The second iteration of assigning topics was only for reviews that still did not have any topics assigned to them. We fed these reviews into ChatGPT with the assignment to classify each topic as present or not present in each review. The AI was unable to categorize 4 percent of reviews (n=871; e.g., “Best daycare in town!”, “Very disappointed!”, and “Wow”). While some of these reviews truly do not relate to any of the topics we defined, others were too short for the AI to extract anything meaningful, so we were unable to categorize them. We omitted these reviews from analyses.

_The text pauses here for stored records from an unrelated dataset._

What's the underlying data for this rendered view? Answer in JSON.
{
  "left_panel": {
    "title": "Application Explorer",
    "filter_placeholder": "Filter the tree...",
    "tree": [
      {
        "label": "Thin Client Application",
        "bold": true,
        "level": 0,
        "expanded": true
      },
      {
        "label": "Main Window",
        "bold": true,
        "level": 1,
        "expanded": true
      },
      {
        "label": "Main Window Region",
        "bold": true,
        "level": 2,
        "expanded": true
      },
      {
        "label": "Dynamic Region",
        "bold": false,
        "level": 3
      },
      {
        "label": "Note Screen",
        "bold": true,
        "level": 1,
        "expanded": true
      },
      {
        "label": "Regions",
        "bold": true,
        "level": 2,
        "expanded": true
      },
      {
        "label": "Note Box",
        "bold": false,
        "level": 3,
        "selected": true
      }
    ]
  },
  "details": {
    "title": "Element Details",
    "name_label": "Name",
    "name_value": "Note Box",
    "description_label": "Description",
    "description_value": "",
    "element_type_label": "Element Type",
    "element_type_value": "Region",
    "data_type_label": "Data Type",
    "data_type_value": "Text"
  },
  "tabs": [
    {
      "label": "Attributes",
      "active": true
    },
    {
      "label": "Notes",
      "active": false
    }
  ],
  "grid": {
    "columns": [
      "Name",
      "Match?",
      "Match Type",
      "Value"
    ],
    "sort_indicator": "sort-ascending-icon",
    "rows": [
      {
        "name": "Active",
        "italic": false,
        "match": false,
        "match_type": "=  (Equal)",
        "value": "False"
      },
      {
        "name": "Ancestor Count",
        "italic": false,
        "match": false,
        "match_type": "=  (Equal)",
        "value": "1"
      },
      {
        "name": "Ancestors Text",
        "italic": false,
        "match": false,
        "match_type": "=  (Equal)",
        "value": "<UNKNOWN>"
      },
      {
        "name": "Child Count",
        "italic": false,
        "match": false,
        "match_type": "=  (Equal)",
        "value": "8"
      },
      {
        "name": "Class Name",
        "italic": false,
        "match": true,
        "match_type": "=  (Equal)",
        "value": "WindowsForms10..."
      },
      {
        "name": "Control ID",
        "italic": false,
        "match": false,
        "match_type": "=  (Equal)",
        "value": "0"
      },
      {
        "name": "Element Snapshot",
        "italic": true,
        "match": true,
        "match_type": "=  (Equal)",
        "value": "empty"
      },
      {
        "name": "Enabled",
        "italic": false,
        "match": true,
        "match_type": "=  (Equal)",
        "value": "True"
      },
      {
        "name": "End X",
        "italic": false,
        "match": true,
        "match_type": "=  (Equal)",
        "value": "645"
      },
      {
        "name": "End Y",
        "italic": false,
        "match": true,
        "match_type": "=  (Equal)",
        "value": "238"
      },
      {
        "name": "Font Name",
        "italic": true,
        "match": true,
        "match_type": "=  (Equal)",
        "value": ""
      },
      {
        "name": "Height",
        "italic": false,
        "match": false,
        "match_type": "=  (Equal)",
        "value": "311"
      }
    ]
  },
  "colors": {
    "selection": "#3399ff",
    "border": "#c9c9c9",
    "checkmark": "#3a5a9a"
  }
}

While topic modeling can tell us some of the content present in reviews, it cannot accurately tell us whether the reviews are positive or negative. For example, two reviews could be given the topic “warmth” with the keyword “friendly,” but with completely different opinions of the child care center (e.g., “staff are so friendly” and “staff are not at all friendly”). Therefore, we assigned a rating category of “positive” or “negative” to each review based on the reviewer’s star rating. Emulating Early & Li (2020), we defined positive reviews as those that rated the program as 4 or 5 stars and negative reviews as those where the program was rated with 1, 2, or 3 stars. For example, if the review included keywords that corresponded to the topic of warmth, we used the star ratings to determine whether that was a positive review of warmth (rated as 4 or 5 stars), or whether it was a negative review talking about warmth (rated as 1, 2, or 3 stars).


[1] One keyword and five forms of keywords were removed from the search terms because they had too many false positives. The keyword “hand” was removed from the hygiene topic. From the academics topic, we removed the forms “teach,” “teacher,” and “teachers” stemming from the keyword of “teaching.” From the convenience topic, we removed the forms “time” and “times” stemming from the keyword of “timing.”

Suggested citation

Richards, K., Richards, D., & Li, W. (2024). Google reviews explore post-pandemic shifts in public perceptions of early care and education. Child Trends. DOI: 10.56417/5342k8649x